Zimbabwe's President Robert Mugabe has told his ministers that he is dissolving the cabinet, signaling his intention to name a new slate of ministers in defiance of international pressure for him to share power with the opposition, as such a government will not be joined by either formation of the Movement for Democratic Change, political sources said Friday.
Top officials in Mr. Mugabe's government and ZANU-PF party said most of his ministers have received letters that went out Jan. 1, but some who were away will receive them Monday.
They said Mr. Mugabe could form a new cabinet as early as Tuesday.
A report in the state-controlled Herald newspaper on the one hand suggested the letters to ministers terminating their executive appointments were effecting a mere cabinet shuffle.
Many of those receiving termination letters lost the parliamentary seats in March elections so could not continue as ministers beyond three months from their October appointments.
But the Herald at the same time said Mugabe spokesman George Charamba "indicated that President Mugabe was going ahead with the formation of a new government."
The Herald continued: "This is pursuant to the invitation (Mugabe) extended to the two MDC formations to submit their preferred lists of ministers and for their leaders to come forward and be sworn into office in line with the Sept. 15 agreement."
Government sources say Mr. Mugabe is moving ahead to form a government because MDC founder Morgan Tsvangirai, prime minister designate under the power-sharing accord signed by the two parties Sept. 15, spurned his invitation to join a national unity government.
Tsvangirai received the letter Christmas day and sent his response two days later saying all outstanding issues first had to be satisfactorily resolved. These include the composition of the cabinet and other top political appointments - governors and ambassadors.
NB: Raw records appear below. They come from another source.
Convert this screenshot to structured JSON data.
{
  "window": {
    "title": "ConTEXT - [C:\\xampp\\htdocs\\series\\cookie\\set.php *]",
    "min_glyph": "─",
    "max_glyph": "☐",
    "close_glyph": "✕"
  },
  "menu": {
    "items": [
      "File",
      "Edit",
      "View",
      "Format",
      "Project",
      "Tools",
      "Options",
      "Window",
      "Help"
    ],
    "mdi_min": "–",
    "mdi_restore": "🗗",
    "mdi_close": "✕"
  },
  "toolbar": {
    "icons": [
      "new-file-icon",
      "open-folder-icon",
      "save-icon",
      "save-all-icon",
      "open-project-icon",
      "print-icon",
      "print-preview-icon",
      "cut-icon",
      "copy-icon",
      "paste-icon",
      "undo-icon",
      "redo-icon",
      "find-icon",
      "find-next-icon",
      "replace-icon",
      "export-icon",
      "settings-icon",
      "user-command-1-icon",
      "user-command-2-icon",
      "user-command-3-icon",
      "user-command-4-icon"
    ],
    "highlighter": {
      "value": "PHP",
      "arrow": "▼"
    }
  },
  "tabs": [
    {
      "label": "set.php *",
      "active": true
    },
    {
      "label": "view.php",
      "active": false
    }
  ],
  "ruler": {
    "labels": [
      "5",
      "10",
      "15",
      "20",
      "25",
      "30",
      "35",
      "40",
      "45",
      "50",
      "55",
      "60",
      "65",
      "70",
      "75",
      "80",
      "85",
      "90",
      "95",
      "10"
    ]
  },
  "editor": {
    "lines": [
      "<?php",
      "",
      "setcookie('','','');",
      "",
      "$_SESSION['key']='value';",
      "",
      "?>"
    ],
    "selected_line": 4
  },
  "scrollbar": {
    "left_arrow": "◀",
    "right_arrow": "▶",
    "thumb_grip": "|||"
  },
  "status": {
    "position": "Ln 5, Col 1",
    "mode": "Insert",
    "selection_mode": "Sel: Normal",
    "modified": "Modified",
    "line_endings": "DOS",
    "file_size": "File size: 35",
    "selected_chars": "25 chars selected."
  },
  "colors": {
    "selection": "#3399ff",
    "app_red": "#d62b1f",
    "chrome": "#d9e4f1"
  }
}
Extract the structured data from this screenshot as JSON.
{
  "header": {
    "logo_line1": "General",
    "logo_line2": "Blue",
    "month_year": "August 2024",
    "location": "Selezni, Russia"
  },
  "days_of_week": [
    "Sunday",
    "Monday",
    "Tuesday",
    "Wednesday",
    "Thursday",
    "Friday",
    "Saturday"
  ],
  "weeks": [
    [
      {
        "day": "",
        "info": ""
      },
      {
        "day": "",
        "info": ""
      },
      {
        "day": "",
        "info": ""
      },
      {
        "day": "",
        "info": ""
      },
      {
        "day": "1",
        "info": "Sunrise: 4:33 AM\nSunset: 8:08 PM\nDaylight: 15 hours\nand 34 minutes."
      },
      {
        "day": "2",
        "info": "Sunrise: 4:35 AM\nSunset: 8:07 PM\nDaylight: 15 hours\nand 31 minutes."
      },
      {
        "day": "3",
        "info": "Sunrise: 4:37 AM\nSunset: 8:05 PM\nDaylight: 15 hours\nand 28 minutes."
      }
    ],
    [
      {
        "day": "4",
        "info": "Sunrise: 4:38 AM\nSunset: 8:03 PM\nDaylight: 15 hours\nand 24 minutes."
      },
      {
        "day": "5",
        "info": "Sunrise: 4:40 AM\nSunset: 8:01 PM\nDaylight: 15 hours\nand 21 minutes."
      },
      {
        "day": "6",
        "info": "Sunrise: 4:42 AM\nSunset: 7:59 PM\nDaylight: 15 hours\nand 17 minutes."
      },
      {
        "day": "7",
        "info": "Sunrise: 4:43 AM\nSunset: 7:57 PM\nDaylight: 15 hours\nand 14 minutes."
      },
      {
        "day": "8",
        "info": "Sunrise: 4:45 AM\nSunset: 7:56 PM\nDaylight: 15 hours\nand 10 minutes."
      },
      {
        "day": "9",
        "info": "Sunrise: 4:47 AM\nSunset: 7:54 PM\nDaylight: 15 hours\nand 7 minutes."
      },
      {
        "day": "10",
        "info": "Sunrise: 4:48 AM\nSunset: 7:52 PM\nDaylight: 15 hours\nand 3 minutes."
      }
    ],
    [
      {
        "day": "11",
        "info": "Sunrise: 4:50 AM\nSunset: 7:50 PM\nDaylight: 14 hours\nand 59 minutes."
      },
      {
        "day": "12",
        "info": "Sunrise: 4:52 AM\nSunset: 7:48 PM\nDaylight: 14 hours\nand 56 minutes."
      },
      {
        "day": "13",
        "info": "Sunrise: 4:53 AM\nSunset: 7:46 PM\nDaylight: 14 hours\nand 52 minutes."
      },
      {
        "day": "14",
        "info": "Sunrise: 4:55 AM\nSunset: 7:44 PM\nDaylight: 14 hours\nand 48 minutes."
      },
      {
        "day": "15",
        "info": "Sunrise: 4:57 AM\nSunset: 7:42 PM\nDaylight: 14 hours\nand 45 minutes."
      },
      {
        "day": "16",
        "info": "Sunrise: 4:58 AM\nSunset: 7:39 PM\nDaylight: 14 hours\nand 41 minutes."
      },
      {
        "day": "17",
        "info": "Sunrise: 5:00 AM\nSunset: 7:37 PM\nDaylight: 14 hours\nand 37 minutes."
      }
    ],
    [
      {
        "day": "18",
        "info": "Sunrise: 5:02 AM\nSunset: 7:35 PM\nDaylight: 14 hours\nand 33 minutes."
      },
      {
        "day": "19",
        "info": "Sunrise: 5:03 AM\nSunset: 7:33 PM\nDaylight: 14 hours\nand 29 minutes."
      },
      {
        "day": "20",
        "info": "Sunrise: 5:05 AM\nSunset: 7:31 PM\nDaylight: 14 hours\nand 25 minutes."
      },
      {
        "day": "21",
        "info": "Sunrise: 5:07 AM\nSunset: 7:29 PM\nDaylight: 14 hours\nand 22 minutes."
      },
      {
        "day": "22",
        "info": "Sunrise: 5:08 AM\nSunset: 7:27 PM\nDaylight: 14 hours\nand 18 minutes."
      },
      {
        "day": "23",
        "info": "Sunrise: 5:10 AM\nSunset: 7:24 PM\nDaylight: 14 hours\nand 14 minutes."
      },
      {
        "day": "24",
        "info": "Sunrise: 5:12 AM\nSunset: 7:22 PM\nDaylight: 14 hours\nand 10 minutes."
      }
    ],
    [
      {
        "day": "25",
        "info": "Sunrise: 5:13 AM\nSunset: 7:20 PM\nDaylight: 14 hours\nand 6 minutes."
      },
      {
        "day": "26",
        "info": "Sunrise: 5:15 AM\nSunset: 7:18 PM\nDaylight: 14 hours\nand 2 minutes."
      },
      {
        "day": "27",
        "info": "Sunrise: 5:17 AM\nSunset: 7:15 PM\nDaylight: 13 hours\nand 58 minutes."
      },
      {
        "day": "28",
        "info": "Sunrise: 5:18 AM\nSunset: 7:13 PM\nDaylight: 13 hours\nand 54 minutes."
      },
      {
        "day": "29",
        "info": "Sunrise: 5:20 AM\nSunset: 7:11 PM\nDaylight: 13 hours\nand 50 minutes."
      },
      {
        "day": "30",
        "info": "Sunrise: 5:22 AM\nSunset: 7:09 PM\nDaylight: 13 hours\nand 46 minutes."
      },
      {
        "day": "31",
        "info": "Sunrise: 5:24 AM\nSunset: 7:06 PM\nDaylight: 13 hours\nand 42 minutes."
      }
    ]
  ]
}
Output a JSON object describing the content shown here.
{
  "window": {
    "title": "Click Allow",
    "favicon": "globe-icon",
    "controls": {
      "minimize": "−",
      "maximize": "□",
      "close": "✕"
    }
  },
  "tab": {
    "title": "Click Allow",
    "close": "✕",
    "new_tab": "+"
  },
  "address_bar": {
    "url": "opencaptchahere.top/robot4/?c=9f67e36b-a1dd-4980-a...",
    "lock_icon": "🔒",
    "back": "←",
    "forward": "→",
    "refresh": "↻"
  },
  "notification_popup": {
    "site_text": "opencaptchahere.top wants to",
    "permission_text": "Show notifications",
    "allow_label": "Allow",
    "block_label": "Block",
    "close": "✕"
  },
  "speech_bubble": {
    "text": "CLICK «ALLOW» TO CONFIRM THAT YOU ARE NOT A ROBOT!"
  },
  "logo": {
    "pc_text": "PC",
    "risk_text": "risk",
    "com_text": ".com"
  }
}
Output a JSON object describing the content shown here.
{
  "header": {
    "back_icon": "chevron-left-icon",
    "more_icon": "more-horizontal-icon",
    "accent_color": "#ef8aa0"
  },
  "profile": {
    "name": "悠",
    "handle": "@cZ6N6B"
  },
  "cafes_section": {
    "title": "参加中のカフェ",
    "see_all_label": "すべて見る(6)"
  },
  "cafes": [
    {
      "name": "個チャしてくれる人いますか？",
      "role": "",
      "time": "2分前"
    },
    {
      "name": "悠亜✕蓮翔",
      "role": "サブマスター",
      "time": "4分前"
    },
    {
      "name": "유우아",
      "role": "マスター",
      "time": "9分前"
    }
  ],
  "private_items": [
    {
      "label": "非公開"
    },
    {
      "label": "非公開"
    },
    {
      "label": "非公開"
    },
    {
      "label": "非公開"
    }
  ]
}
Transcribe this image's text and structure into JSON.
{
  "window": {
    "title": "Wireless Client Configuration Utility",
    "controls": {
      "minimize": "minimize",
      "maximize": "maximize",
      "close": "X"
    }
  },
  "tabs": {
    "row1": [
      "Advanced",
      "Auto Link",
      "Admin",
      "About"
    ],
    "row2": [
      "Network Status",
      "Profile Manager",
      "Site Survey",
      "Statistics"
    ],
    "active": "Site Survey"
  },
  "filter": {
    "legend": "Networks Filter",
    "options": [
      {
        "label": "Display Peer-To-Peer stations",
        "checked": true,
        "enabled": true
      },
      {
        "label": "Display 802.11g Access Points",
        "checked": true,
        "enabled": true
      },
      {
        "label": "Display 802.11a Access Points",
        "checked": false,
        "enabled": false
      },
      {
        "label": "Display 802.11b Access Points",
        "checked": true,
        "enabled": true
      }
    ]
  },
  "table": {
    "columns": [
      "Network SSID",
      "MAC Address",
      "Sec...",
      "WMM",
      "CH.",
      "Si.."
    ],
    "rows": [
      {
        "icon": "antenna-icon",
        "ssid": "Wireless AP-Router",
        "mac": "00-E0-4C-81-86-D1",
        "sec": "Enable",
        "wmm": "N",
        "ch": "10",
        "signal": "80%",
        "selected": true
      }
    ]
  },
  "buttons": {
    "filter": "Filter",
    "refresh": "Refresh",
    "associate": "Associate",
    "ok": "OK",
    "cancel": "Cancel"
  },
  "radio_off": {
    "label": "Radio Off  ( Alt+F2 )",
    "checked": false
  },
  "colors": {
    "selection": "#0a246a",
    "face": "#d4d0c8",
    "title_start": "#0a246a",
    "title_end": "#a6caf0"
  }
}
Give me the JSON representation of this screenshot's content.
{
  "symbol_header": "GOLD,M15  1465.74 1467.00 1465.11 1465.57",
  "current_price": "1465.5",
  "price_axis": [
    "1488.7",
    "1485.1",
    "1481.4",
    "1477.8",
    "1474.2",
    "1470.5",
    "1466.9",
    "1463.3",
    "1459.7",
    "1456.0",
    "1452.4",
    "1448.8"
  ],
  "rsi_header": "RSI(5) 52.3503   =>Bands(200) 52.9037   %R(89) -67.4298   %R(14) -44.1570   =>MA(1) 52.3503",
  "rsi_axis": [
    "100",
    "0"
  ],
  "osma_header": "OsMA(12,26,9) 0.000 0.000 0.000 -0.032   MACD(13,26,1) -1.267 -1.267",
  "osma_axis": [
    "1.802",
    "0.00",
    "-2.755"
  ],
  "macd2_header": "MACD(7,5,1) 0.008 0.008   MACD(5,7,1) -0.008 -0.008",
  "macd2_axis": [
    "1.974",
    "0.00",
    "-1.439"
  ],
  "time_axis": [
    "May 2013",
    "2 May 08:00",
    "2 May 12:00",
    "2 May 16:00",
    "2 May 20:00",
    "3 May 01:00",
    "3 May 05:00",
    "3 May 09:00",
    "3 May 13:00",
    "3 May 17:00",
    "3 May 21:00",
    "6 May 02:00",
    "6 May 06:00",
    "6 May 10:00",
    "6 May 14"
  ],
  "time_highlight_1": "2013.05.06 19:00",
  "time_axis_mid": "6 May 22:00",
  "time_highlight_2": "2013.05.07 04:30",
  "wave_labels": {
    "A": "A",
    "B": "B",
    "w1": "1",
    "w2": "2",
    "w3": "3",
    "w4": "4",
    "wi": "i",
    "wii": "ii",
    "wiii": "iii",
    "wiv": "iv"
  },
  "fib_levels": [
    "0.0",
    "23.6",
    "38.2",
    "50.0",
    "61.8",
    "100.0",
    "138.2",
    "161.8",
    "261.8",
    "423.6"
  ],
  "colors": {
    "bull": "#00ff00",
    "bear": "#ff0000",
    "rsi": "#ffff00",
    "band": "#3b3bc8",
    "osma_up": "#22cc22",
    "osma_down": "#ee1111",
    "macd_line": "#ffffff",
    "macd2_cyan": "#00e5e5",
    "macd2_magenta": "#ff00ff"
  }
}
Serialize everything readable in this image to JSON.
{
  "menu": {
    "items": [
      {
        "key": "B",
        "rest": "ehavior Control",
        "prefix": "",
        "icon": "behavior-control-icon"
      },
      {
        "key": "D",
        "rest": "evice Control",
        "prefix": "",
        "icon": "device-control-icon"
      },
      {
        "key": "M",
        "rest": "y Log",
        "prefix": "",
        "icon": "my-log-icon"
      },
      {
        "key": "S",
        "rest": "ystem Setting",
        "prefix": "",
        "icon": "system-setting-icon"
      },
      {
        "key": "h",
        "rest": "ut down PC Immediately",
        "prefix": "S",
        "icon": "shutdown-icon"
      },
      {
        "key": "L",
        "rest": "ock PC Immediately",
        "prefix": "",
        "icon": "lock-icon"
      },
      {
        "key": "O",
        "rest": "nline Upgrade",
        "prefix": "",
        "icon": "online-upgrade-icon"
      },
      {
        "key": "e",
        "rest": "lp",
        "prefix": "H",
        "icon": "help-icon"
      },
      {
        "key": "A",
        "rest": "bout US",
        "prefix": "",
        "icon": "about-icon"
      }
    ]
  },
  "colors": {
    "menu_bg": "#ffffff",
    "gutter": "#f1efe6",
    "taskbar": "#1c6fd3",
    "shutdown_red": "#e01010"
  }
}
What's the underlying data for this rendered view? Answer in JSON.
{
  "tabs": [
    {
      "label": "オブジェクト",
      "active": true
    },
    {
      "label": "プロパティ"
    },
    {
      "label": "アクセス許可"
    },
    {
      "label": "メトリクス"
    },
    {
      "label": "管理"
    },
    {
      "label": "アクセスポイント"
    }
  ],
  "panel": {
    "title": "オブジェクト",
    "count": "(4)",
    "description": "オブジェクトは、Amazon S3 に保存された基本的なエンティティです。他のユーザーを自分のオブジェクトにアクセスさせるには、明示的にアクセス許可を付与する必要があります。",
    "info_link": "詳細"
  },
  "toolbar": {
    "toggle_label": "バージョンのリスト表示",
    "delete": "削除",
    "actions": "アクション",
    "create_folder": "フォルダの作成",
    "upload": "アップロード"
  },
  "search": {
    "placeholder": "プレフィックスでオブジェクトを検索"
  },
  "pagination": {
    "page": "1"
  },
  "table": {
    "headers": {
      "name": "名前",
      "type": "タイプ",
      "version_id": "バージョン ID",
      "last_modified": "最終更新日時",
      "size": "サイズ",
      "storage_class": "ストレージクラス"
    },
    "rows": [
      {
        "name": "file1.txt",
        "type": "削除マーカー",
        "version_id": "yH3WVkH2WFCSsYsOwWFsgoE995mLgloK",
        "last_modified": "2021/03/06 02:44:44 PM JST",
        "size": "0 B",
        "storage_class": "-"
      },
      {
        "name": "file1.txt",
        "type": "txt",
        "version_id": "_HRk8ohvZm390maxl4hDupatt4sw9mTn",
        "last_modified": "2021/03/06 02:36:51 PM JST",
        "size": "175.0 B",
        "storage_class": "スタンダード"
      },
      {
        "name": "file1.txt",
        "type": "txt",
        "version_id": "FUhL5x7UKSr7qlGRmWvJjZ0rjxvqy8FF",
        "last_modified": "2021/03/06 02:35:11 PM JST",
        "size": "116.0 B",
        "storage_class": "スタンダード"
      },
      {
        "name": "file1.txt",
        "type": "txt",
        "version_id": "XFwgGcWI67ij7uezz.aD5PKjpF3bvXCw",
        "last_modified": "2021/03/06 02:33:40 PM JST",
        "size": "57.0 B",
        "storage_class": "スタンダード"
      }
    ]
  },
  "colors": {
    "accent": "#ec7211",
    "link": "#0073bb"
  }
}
Tsvangirai has also demanded a halt to abductions of MDC and civic activists by state agents and the release of about 40 individuals abducted since October who resurfaced recently in police hands only to be charged with conspiring to overthrow the government.
Rival MDC formation leader Arthur Mutambara is said to have told Mr. Mugabe this week that it would not be possible for him to enter a unity government that didn't include Tsvangirai.
Justice Minister Patrick Chinamasa told reporter Blessing Zulu of VOA's Studio 7 for Zimbabwe in a brief interview that he was in the dark, and referred questions to Chief Cabinet Secretary Misheck Sibanda, who however could not be reached.
Secretary General Welshman Ncube of the Mutambara MDC formation told VOA it would spell disaster if Mr. Mugabe attempted to form a government without the MDC.
Chief Whip Innocent Gonese of the Tsvangirai MDC grouping said Mugabe has been making many illegal decisions which threaten the future of the power-sharing process.
Offering a legal perspective, Chairman Lovemore Madhuku of the National Constitutional Assembly called Mr. Mugabe’s latest move academic, offering the opinion that the president and his ministers were in any case operating outside the bounds of the constitution.